▶ _WHAT TO WORK ON_: Please write the following entries out once more, exactly.

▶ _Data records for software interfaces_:
BEGIN

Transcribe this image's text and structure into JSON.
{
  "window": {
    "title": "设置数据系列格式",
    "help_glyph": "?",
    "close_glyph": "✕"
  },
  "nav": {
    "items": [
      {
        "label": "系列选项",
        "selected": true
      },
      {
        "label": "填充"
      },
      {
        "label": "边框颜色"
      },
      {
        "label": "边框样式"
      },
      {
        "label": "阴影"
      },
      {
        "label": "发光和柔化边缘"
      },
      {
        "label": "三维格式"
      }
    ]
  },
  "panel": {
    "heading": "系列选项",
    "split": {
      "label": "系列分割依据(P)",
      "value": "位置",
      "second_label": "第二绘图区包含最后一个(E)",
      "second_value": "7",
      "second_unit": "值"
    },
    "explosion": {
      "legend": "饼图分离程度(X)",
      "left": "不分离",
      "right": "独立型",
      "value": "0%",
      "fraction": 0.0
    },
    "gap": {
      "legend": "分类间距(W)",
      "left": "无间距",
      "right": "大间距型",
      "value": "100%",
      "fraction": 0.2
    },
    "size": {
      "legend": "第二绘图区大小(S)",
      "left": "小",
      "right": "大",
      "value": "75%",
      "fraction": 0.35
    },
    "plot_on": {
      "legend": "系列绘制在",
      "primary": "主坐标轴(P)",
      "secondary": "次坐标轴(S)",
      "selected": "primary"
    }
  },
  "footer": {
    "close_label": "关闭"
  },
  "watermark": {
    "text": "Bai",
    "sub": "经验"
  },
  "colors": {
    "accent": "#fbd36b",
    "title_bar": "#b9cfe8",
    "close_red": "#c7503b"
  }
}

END

▶ _ANSWER TO THIS TASK_:
Transcribe this image's text and structure into JSON.
{
  "window": {
    "title": "设置数据系列格式",
    "help_glyph": "?",
    "close_glyph": "✕"
  },
  "nav": {
    "items": [
      {
        "label": "系列选项",
        "selected": true
      },
      {
        "label": "填充"
      },
      {
        "label": "边框颜色"
      },
      {
        "label": "边框样式"
      },
      {
        "label": "阴影"
      },
      {
        "label": "发光和柔化边缘"
      },
      {
        "label": "三维格式"
      }
    ]
  },
  "panel": {
    "heading": "系列选项",
    "split": {
      "label": "系列分割依据(P)",
      "value": "位置",
      "second_label": "第二绘图区包含最后一个(E)",
      "second_value": "7",
      "second_unit": "值"
    },
    "explosion": {
      "legend": "饼图分离程度(X)",
      "left": "不分离",
      "right": "独立型",
      "value": "0%",
      "fraction": 0.0
    },
    "gap": {
      "legend": "分类间距(W)",
      "left": "无间距",
      "right": "大间距型",
      "value": "100%",
      "fraction": 0.2
    },
    "size": {
      "legend": "第二绘图区大小(S)",
      "left": "小",
      "right": "大",
      "value": "75%",
      "fraction": 0.35
    },
    "plot_on": {
      "legend": "系列绘制在",
      "primary": "主坐标轴(P)",
      "secondary": "次坐标轴(S)",
      "selected": "primary"
    }
  },
  "footer": {
    "close_label": "关闭"
  },
  "watermark": {
    "text": "Bai",
    "sub": "经验"
  },
  "colors": {
    "accent": "#fbd36b",
    "title_bar": "#b9cfe8",
    "close_red": "#c7503b"
  }
}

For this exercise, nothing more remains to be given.